Rao SVN and Sasidhar PVK. 2022. Marketing of livestock products – does quality and health of consumers really matter? Blog 111, Agricultural Extension in South Asia (AESA).
Rao SVN, Sulaiman VR, Natchimuthu K, Ramkumar S and Sasidhar PVK. 2015. Improving the delivery of veterinary services in India. Rev. Sci. Tech. Off. Int. Epiz. 34(3):122-129.
Ravikumar RK. 2005. Livestock extension activities under state department of animal husbandry in India – An institutional analysis. PhD Thesis (Unpub.). Izatnagar, Indian Veterinary Research Institute
Ravikumar S, Chander M and Rao BS. 2006. Option for privatized delivery of veterinary services in India: A farmers’ perspective at micro level in Andhra Pradesh. Beijing: International Conference on Livestock Services, 17-19 April 2006.
Sasidhar PVK and Suvedi Murari. 2015. Integrated contract broiler farming: An evaluation case study in India. Modernizing Extension and Advisory Services. www.meas.illinois.edu
Sen A and Chander M. 2003. Perceived constraints to private veterinary practice in India. Preventive Veterinary Medicine 60:143-154.

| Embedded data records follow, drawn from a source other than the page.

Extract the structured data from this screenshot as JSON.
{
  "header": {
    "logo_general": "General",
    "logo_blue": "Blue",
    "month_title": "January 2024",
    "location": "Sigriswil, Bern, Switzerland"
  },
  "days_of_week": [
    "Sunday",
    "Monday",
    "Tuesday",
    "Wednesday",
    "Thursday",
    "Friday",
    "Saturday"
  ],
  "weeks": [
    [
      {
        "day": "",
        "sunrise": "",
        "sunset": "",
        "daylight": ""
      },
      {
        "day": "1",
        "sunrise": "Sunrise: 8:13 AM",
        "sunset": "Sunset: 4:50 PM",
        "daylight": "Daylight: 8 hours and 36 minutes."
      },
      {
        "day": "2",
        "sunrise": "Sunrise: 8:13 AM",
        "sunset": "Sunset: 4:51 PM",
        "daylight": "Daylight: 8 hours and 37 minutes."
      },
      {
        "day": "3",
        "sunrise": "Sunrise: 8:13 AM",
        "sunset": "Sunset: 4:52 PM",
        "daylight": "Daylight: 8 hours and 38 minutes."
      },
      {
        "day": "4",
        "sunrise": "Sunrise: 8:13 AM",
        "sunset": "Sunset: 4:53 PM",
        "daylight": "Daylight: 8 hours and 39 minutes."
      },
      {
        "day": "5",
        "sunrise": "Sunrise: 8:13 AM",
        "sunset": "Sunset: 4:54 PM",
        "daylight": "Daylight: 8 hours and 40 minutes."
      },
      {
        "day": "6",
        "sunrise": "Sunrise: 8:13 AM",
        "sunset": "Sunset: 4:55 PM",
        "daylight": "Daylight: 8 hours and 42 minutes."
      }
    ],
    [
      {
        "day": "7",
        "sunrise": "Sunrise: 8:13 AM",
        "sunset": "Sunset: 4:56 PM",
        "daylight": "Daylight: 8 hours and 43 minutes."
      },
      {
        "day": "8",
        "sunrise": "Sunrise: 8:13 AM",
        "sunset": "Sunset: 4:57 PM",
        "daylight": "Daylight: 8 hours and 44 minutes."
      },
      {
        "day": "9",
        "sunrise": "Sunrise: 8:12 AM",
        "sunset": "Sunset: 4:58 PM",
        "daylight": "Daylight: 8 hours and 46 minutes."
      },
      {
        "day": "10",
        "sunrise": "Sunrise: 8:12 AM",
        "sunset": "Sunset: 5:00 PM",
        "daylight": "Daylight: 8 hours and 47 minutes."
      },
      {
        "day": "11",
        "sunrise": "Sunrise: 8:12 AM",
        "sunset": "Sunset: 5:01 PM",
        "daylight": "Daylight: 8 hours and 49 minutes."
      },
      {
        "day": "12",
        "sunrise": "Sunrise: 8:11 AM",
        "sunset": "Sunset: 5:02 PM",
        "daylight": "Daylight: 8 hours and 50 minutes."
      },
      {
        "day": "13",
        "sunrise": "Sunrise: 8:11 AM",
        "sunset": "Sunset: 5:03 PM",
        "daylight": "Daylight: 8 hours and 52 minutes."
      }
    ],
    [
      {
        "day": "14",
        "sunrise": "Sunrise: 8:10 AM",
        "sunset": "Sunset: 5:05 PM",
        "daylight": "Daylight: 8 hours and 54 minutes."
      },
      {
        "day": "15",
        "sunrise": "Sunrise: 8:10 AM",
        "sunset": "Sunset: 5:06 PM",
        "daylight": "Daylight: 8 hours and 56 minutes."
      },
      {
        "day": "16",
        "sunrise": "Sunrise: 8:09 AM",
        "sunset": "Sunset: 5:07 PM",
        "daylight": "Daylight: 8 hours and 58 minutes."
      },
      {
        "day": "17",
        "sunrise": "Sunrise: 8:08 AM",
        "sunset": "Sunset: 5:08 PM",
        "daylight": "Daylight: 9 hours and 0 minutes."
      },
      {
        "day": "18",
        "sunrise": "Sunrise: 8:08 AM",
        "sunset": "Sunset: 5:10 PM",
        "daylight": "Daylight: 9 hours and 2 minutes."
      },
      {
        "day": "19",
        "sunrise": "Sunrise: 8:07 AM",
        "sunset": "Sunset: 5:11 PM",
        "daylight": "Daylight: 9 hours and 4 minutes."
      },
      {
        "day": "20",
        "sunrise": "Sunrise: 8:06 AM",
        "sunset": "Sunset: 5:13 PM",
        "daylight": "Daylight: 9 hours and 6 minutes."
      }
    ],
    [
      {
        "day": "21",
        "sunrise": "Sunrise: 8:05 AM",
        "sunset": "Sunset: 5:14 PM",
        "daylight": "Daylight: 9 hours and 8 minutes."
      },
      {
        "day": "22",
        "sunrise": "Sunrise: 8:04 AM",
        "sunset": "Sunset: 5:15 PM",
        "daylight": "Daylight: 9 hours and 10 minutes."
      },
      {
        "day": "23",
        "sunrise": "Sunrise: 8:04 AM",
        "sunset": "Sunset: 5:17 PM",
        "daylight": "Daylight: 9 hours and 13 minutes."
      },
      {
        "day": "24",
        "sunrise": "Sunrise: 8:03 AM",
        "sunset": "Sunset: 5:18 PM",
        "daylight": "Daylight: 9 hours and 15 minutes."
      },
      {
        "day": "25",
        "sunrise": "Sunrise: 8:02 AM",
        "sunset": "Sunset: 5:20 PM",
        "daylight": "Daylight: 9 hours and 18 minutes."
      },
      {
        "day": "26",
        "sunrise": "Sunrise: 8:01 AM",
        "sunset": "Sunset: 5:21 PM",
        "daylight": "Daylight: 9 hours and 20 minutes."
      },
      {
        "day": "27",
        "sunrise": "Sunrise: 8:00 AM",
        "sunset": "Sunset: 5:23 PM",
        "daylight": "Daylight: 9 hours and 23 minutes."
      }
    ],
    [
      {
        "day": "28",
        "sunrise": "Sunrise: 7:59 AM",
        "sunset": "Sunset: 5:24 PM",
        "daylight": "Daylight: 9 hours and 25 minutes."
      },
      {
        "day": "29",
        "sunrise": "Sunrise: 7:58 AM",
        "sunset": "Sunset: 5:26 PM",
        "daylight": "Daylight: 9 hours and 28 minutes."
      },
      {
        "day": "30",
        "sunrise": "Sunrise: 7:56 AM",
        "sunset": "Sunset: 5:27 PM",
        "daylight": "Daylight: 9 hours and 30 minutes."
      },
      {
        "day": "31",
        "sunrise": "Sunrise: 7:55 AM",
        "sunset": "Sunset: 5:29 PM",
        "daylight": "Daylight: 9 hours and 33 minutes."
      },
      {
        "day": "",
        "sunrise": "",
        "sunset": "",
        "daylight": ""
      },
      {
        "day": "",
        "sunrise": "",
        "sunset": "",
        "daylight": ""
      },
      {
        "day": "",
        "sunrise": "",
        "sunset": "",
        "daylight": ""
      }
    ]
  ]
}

Shaik N Meera. 2020. Is COVID crisis a tipping point for transformational changes in digital extension? Blog 125, Agricultural Extension in South Asia (AESA).
Sulaiman VR and Sadamate VV. 2000. Privatizing agricultural extension in India. New Delhi: Policy Paper 10, National Centre for Agricultural Economics and Policy Research.
Tamizhkumaran and Saravanan Raj. 2020. YouTube – An effective tool for extension and advisory services. Good Practices Note, Agricultural Extension in South Asia (AESA).
Thamizhselvi RK and Rao SVN. 2010. Is contract broiler farming exploitative to small farmers? Indian Journal of Animal Sciences 80(12):1243-1250.
Dr SVN Rao, Professor and Head (Retd.), Department of Veterinary and Animal Husbandry Extension Education, Rajiv Gandhi Institute of Veterinary Education and Research (RIVER), Puducherry. He can be contacted at: firstname.lastname@example.org / Mob: 9443007506.
Dr, PVK Sasidhar, Professor, School of Extension and Development Studies, Indira Gandhi National Open University (IGNOU), New Delhi. He can be contacted at: email@example.com / Mob: 9910050413.